### RECORDS
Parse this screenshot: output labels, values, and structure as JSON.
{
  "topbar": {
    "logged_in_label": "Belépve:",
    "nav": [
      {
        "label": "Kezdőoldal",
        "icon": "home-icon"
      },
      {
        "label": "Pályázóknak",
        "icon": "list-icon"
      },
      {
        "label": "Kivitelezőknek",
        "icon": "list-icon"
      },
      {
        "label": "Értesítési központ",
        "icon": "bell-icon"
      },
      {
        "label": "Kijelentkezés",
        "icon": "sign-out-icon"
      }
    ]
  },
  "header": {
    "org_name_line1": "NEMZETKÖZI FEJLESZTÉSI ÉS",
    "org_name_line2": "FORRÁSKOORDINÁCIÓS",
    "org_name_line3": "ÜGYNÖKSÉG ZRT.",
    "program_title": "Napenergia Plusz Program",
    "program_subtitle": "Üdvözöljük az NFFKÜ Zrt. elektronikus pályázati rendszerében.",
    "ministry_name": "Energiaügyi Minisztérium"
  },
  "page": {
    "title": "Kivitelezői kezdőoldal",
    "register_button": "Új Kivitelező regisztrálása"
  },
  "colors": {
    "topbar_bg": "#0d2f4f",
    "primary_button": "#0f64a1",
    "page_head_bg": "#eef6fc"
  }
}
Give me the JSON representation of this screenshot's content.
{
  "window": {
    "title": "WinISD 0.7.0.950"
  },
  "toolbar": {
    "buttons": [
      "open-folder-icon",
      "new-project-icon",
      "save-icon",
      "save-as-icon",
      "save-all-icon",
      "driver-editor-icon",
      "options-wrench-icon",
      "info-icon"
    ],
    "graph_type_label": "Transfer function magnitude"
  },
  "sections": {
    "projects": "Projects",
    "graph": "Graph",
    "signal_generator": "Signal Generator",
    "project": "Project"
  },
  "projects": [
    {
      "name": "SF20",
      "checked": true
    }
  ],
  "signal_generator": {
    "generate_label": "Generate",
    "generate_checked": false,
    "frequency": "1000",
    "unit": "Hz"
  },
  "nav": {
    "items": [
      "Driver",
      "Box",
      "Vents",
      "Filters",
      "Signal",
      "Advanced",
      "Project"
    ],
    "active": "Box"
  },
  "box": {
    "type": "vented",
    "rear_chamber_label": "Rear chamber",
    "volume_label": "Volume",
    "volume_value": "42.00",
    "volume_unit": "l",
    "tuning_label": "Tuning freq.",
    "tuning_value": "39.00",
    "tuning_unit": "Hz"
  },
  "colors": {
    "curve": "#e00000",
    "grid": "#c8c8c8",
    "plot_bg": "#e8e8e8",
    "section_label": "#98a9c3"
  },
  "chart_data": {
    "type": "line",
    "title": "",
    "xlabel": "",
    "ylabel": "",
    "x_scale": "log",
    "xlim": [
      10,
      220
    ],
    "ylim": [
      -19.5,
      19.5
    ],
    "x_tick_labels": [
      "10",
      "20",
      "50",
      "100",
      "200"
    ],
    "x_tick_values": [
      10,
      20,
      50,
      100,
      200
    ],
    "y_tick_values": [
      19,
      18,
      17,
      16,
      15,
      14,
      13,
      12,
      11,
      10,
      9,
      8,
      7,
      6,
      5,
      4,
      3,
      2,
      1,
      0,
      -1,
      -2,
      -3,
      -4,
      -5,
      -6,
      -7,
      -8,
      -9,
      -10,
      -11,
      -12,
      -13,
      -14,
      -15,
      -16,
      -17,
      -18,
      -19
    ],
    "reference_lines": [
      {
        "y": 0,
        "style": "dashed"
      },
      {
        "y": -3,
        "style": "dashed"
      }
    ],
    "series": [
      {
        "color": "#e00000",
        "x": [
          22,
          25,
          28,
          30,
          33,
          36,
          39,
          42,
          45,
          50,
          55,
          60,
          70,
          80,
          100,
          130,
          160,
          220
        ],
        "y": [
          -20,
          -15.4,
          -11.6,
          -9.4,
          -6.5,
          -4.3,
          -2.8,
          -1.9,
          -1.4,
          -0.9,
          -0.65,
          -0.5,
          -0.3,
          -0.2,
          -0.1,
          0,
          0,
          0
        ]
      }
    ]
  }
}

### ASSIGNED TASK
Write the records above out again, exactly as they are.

### REPLY
Parse this screenshot: output labels, values, and structure as JSON.
{
  "topbar": {
    "logged_in_label": "Belépve:",
    "nav": [
      {
        "label": "Kezdőoldal",
        "icon": "home-icon"
      },
      {
        "label": "Pályázóknak",
        "icon": "list-icon"
      },
      {
        "label": "Kivitelezőknek",
        "icon": "list-icon"
      },
      {
        "label": "Értesítési központ",
        "icon": "bell-icon"
      },
      {
        "label": "Kijelentkezés",
        "icon": "sign-out-icon"
      }
    ]
  },
  "header": {
    "org_name_line1": "NEMZETKÖZI FEJLESZTÉSI ÉS",
    "org_name_line2": "FORRÁSKOORDINÁCIÓS",
    "org_name_line3": "ÜGYNÖKSÉG ZRT.",
    "program_title": "Napenergia Plusz Program",
    "program_subtitle": "Üdvözöljük az NFFKÜ Zrt. elektronikus pályázati rendszerében.",
    "ministry_name": "Energiaügyi Minisztérium"
  },
  "page": {
    "title": "Kivitelezői kezdőoldal",
    "register_button": "Új Kivitelező regisztrálása"
  },
  "colors": {
    "topbar_bg": "#0d2f4f",
    "primary_button": "#0f64a1",
    "page_head_bg": "#eef6fc"
  }
}
Give me the JSON representation of this screenshot's content.
{
  "window": {
    "title": "WinISD 0.7.0.950"
  },
  "toolbar": {
    "buttons": [
      "open-folder-icon",
      "new-project-icon",
      "save-icon",
      "save-as-icon",
      "save-all-icon",
      "driver-editor-icon",
      "options-wrench-icon",
      "info-icon"
    ],
    "graph_type_label": "Transfer function magnitude"
  },
  "sections": {
    "projects": "Projects",
    "graph": "Graph",
    "signal_generator": "Signal Generator",
    "project": "Project"
  },
  "projects": [
    {
      "name": "SF20",
      "checked": true
    }
  ],
  "signal_generator": {
    "generate_label": "Generate",
    "generate_checked": false,
    "frequency": "1000",
    "unit": "Hz"
  },
  "nav": {
    "items": [
      "Driver",
      "Box",
      "Vents",
      "Filters",
      "Signal",
      "Advanced",
      "Project"
    ],
    "active": "Box"
  },
  "box": {
    "type": "vented",
    "rear_chamber_label": "Rear chamber",
    "volume_label": "Volume",
    "volume_value": "42.00",
    "volume_unit": "l",
    "tuning_label": "Tuning freq.",
    "tuning_value": "39.00",
    "tuning_unit": "Hz"
  },
  "colors": {
    "curve": "#e00000",
    "grid": "#c8c8c8",
    "plot_bg": "#e8e8e8",
    "section_label": "#98a9c3"
  },
  "chart_data": {
    "type": "line",
    "title": "",
    "xlabel": "",
    "ylabel": "",
    "x_scale": "log",
    "xlim": [
      10,
      220
    ],
    "ylim": [
      -19.5,
      19.5
    ],
    "x_tick_labels": [
      "10",
      "20",
      "50",
      "100",
      "200"
    ],
    "x_tick_values": [
      10,
      20,
      50,
      100,
      200
    ],
    "y_tick_values": [
      19,
      18,
      17,
      16,
      15,
      14,
      13,
      12,
      11,
      10,
      9,
      8,
      7,
      6,
      5,
      4,
      3,
      2,
      1,
      0,
      -1,
      -2,
      -3,
      -4,
      -5,
      -6,
      -7,
      -8,
      -9,
      -10,
      -11,
      -12,
      -13,
      -14,
      -15,
      -16,
      -17,
      -18,
      -19
    ],
    "reference_lines": [
      {
        "y": 0,
        "style": "dashed"
      },
      {
        "y": -3,
        "style": "dashed"
      }
    ],
    "series": [
      {
        "color": "#e00000",
        "x": [
          22,
          25,
          28,
          30,
          33,
          36,
          39,
          42,
          45,
          50,
          55,
          60,
          70,
          80,
          100,
          130,
          160,
          220
        ],
        "y": [
          -20,
          -15.4,
          -11.6,
          -9.4,
          -6.5,
          -4.3,
          -2.8,
          -1.9,
          -1.4,
          -0.9,
          -0.65,
          -0.5,
          -0.3,
          -0.2,
          -0.1,
          0,
          0,
          0
        ]
      }
    ]
  }
}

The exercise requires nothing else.